*Exercise data*
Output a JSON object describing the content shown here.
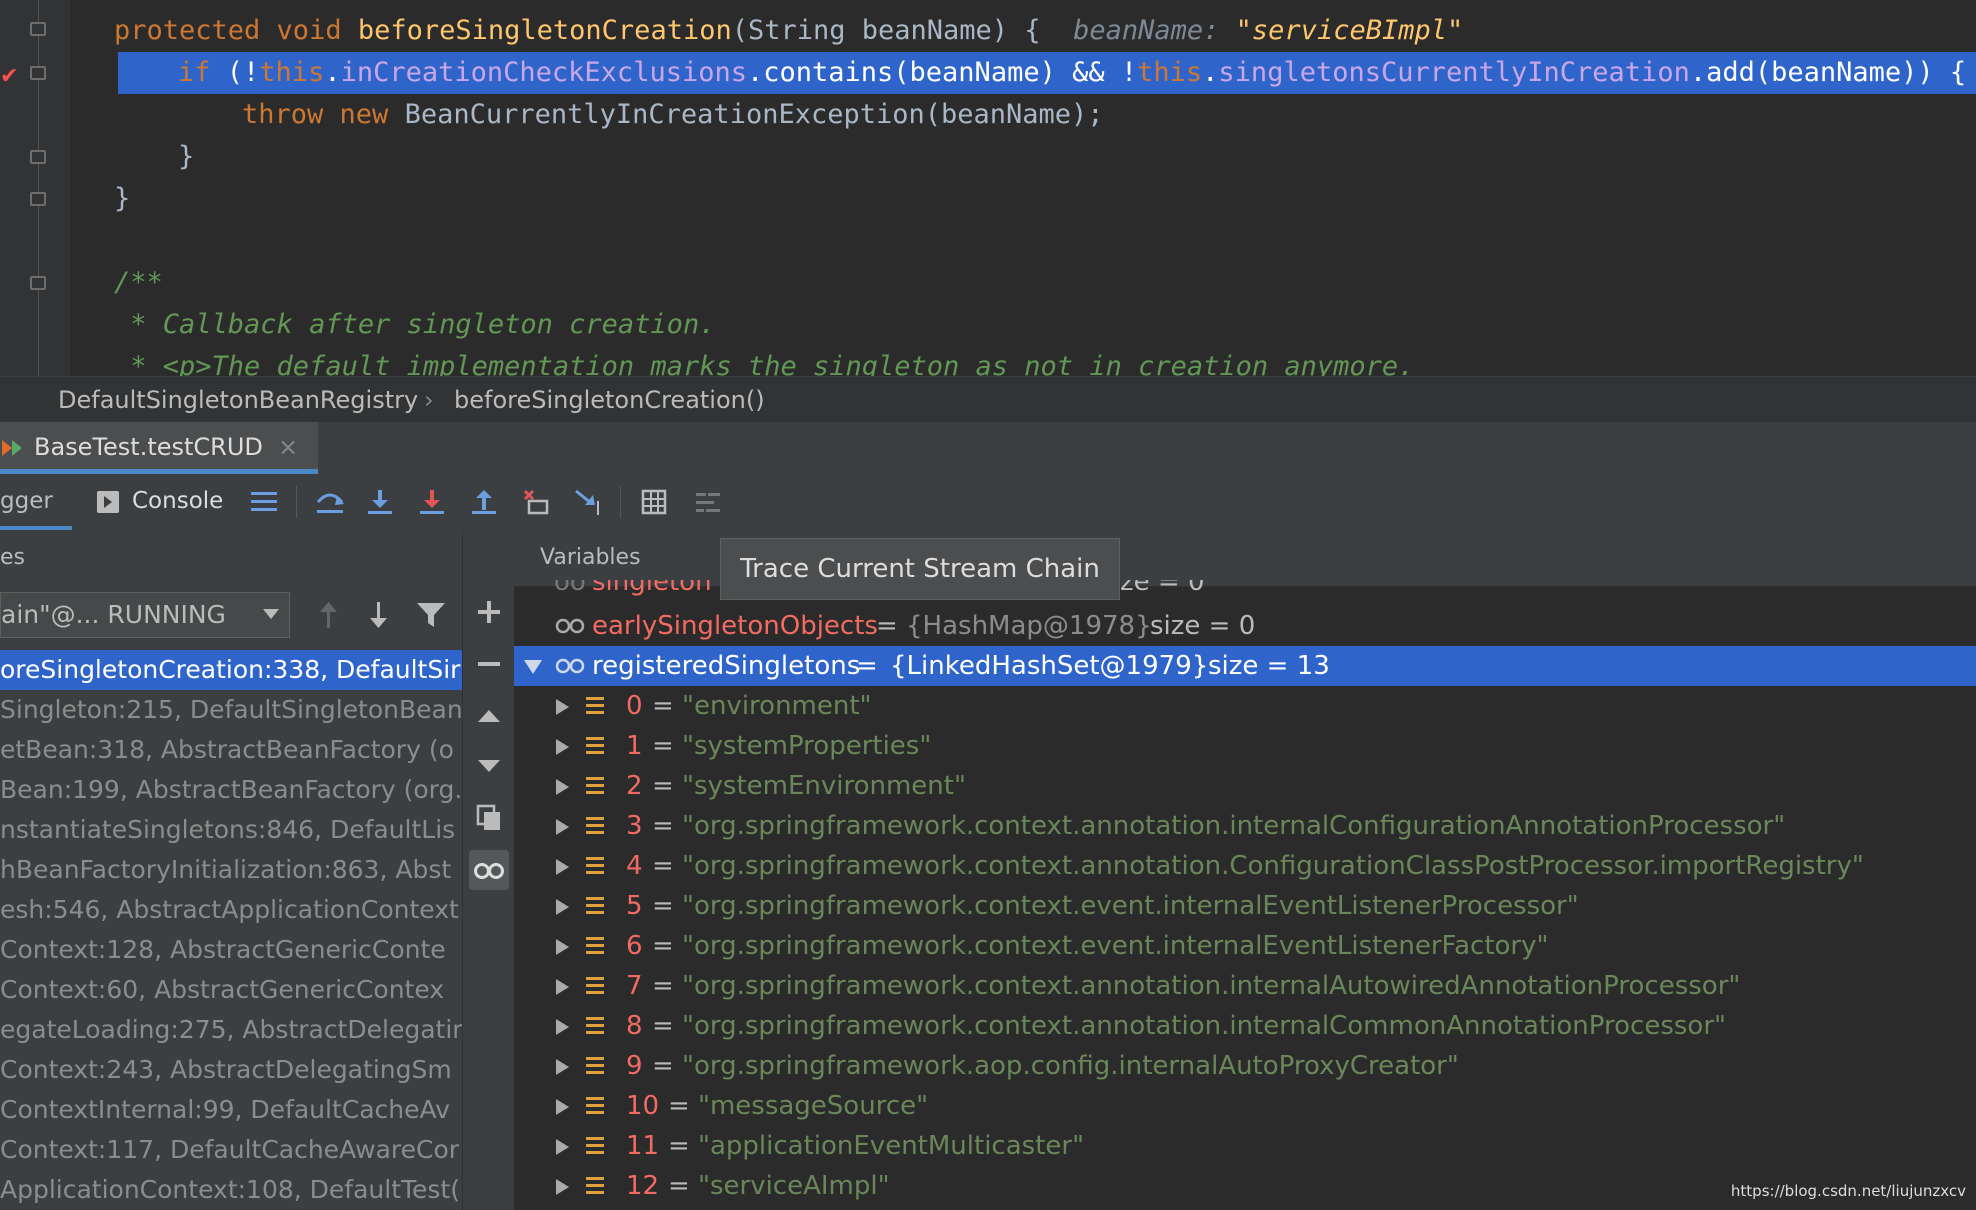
{
  "editor": {
    "line1": {
      "prefix": "protected void ",
      "method": "beforeSingletonCreation",
      "params": "(String beanName) {",
      "hint_name": "beanName:",
      "hint_value": "\"serviceBImpl\""
    },
    "line2": {
      "if_kw": "if",
      "open": " (!",
      "this1": "this",
      ".f1": ".",
      "field1": "inCreationCheckExclusions",
      "mid": ".contains(beanName) && !",
      "this2": "this",
      "field2": "singletonsCurrentlyInCreation",
      "end": ".add(beanName)) {"
    },
    "line3": {
      "throw_kw": "throw",
      "new_kw": "new",
      "rest": " BeanCurrentlyInCreationException(beanName);"
    },
    "line4": "}",
    "line5": "}",
    "line6": "/**",
    "line7": " * Callback after singleton creation.",
    "line8": " * <p>The default implementation marks the singleton as not in creation anymore."
  },
  "breadcrumb": {
    "class": "DefaultSingletonBeanRegistry",
    "separator": "›",
    "method": "beforeSingletonCreation()"
  },
  "run_tab": {
    "label": "BaseTest.testCRUD",
    "close": "×"
  },
  "toolbar": {
    "debugger_label": "gger",
    "console_label": "Console"
  },
  "frames": {
    "header": "es",
    "thread": "ain\"@... RUNNING",
    "rows": [
      "oreSingletonCreation:338, DefaultSir",
      "Singleton:215, DefaultSingletonBean",
      "etBean:318, AbstractBeanFactory (o",
      "Bean:199, AbstractBeanFactory (org.",
      "nstantiateSingletons:846, DefaultLis",
      "hBeanFactoryInitialization:863, Abst",
      "esh:546, AbstractApplicationContext",
      "Context:128, AbstractGenericConte",
      "Context:60, AbstractGenericContex",
      "egateLoading:275, AbstractDelegatin",
      "Context:243, AbstractDelegatingSm",
      "ContextInternal:99, DefaultCacheAv",
      "Context:117, DefaultCacheAwareCor",
      "ApplicationContext:108, DefaultTest("
    ]
  },
  "variables": {
    "header": "Variables",
    "partial_top": "singleton",
    "partial_top_right": "ze = 0",
    "early": {
      "name": "earlySingletonObjects",
      "eq": " = ",
      "type": "{HashMap@1978}",
      "size": "size = 0"
    },
    "registered": {
      "name": "registeredSingletons",
      "eq": " = ",
      "type": "{LinkedHashSet@1979}",
      "size": "size = 13"
    },
    "items": [
      {
        "idx": "0",
        "val": "\"environment\""
      },
      {
        "idx": "1",
        "val": "\"systemProperties\""
      },
      {
        "idx": "2",
        "val": "\"systemEnvironment\""
      },
      {
        "idx": "3",
        "val": "\"org.springframework.context.annotation.internalConfigurationAnnotationProcessor\""
      },
      {
        "idx": "4",
        "val": "\"org.springframework.context.annotation.ConfigurationClassPostProcessor.importRegistry\""
      },
      {
        "idx": "5",
        "val": "\"org.springframework.context.event.internalEventListenerProcessor\""
      },
      {
        "idx": "6",
        "val": "\"org.springframework.context.event.internalEventListenerFactory\""
      },
      {
        "idx": "7",
        "val": "\"org.springframework.context.annotation.internalAutowiredAnnotationProcessor\""
      },
      {
        "idx": "8",
        "val": "\"org.springframework.context.annotation.internalCommonAnnotationProcessor\""
      },
      {
        "idx": "9",
        "val": "\"org.springframework.aop.config.internalAutoProxyCreator\""
      },
      {
        "idx": "10",
        "val": "\"messageSource\""
      },
      {
        "idx": "11",
        "val": "\"applicationEventMulticaster\""
      },
      {
        "idx": "12",
        "val": "\"serviceAImpl\""
      }
    ]
  },
  "tooltip": "Trace Current Stream Chain",
  "watermark": "https://blog.csdn.net/liujunzxcv",
  "colors": {
    "selection": "#2f65ca",
    "keyword": "#cc7832",
    "method": "#ffc66d",
    "field": "#9876aa",
    "string": "#6a8759",
    "index": "#f26b62"
  }
}
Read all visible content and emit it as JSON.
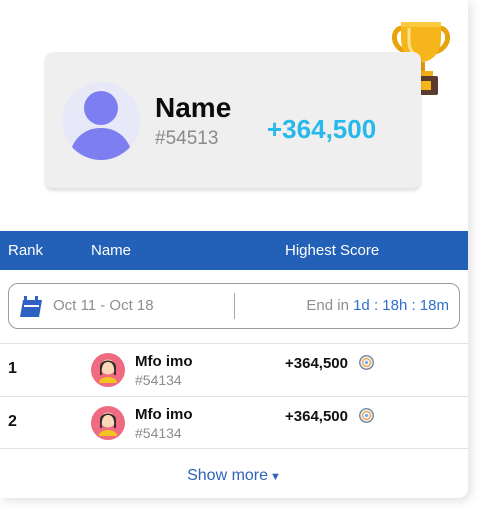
{
  "winner": {
    "name": "Name",
    "id": "#54513",
    "score": "+364,500",
    "score_color": "#27b8ec",
    "icon": "trophy-icon"
  },
  "table": {
    "headers": [
      "Rank",
      "Name",
      "Highest Score"
    ],
    "header_bg": "#2361b8",
    "date_range": "Oct 11 - Oct 18",
    "end_label": "End in",
    "end_value": "1d : 18h : 18m",
    "rows": [
      {
        "rank": "1",
        "name": "Mfo imo",
        "id": "#54134",
        "score": "+364,500"
      },
      {
        "rank": "2",
        "name": "Mfo imo",
        "id": "#54134",
        "score": "+364,500"
      }
    ],
    "show_more": "Show more"
  }
}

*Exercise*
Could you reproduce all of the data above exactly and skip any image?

*Solution for this exercise*
Output a JSON object describing the content shown here.
{
  "editor": {
    "line1": {
      "prefix": "protected void ",
      "method": "beforeSingletonCreation",
      "params": "(String beanName) {",
      "hint_name": "beanName:",
      "hint_value": "\"serviceBImpl\""
    },
    "line2": {
      "if_kw": "if",
      "open": " (!",
      "this1": "this",
      ".f1": ".",
      "field1": "inCreationCheckExclusions",
      "mid": ".contains(beanName) && !",
      "this2": "this",
      "field2": "singletonsCurrentlyInCreation",
      "end": ".add(beanName)) {"
    },
    "line3": {
      "throw_kw": "throw",
      "new_kw": "new",
      "rest": " BeanCurrentlyInCreationException(beanName);"
    },
    "line4": "}",
    "line5": "}",
    "line6": "/**",
    "line7": " * Callback after singleton creation.",
    "line8": " * <p>The default implementation marks the singleton as not in creation anymore."
  },
  "breadcrumb": {
    "class": "DefaultSingletonBeanRegistry",
    "separator": "›",
    "method": "beforeSingletonCreation()"
  },
  "run_tab": {
    "label": "BaseTest.testCRUD",
    "close": "×"
  },
  "toolbar": {
    "debugger_label": "gger",
    "console_label": "Console"
  },
  "frames": {
    "header": "es",
    "thread": "ain\"@... RUNNING",
    "rows": [
      "oreSingletonCreation:338, DefaultSir",
      "Singleton:215, DefaultSingletonBean",
      "etBean:318, AbstractBeanFactory (o",
      "Bean:199, AbstractBeanFactory (org.",
      "nstantiateSingletons:846, DefaultLis",
      "hBeanFactoryInitialization:863, Abst",
      "esh:546, AbstractApplicationContext",
      "Context:128, AbstractGenericConte",
      "Context:60, AbstractGenericContex",
      "egateLoading:275, AbstractDelegatin",
      "Context:243, AbstractDelegatingSm",
      "ContextInternal:99, DefaultCacheAv",
      "Context:117, DefaultCacheAwareCor",
      "ApplicationContext:108, DefaultTest("
    ]
  },
  "variables": {
    "header": "Variables",
    "partial_top": "singleton",
    "partial_top_right": "ze = 0",
    "early": {
      "name": "earlySingletonObjects",
      "eq": " = ",
      "type": "{HashMap@1978}",
      "size": "size = 0"
    },
    "registered": {
      "name": "registeredSingletons",
      "eq": " = ",
      "type": "{LinkedHashSet@1979}",
      "size": "size = 13"
    },
    "items": [
      {
        "idx": "0",
        "val": "\"environment\""
      },
      {
        "idx": "1",
        "val": "\"systemProperties\""
      },
      {
        "idx": "2",
        "val": "\"systemEnvironment\""
      },
      {
        "idx": "3",
        "val": "\"org.springframework.context.annotation.internalConfigurationAnnotationProcessor\""
      },
      {
        "idx": "4",
        "val": "\"org.springframework.context.annotation.ConfigurationClassPostProcessor.importRegistry\""
      },
      {
        "idx": "5",
        "val": "\"org.springframework.context.event.internalEventListenerProcessor\""
      },
      {
        "idx": "6",
        "val": "\"org.springframework.context.event.internalEventListenerFactory\""
      },
      {
        "idx": "7",
        "val": "\"org.springframework.context.annotation.internalAutowiredAnnotationProcessor\""
      },
      {
        "idx": "8",
        "val": "\"org.springframework.context.annotation.internalCommonAnnotationProcessor\""
      },
      {
        "idx": "9",
        "val": "\"org.springframework.aop.config.internalAutoProxyCreator\""
      },
      {
        "idx": "10",
        "val": "\"messageSource\""
      },
      {
        "idx": "11",
        "val": "\"applicationEventMulticaster\""
      },
      {
        "idx": "12",
        "val": "\"serviceAImpl\""
      }
    ]
  },
  "tooltip": "Trace Current Stream Chain",
  "watermark": "https://blog.csdn.net/liujunzxcv",
  "colors": {
    "selection": "#2f65ca",
    "keyword": "#cc7832",
    "method": "#ffc66d",
    "field": "#9876aa",
    "string": "#6a8759",
    "index": "#f26b62"
  }
}
Read all visible content and emit it as JSON.
{
  "winner": {
    "name": "Name",
    "id": "#54513",
    "score": "+364,500",
    "score_color": "#27b8ec",
    "icon": "trophy-icon"
  },
  "table": {
    "headers": [
      "Rank",
      "Name",
      "Highest Score"
    ],
    "header_bg": "#2361b8",
    "date_range": "Oct 11 - Oct 18",
    "end_label": "End in",
    "end_value": "1d : 18h : 18m",
    "rows": [
      {
        "rank": "1",
        "name": "Mfo imo",
        "id": "#54134",
        "score": "+364,500"
      },
      {
        "rank": "2",
        "name": "Mfo imo",
        "id": "#54134",
        "score": "+364,500"
      }
    ],
    "show_more": "Show more"
  }
}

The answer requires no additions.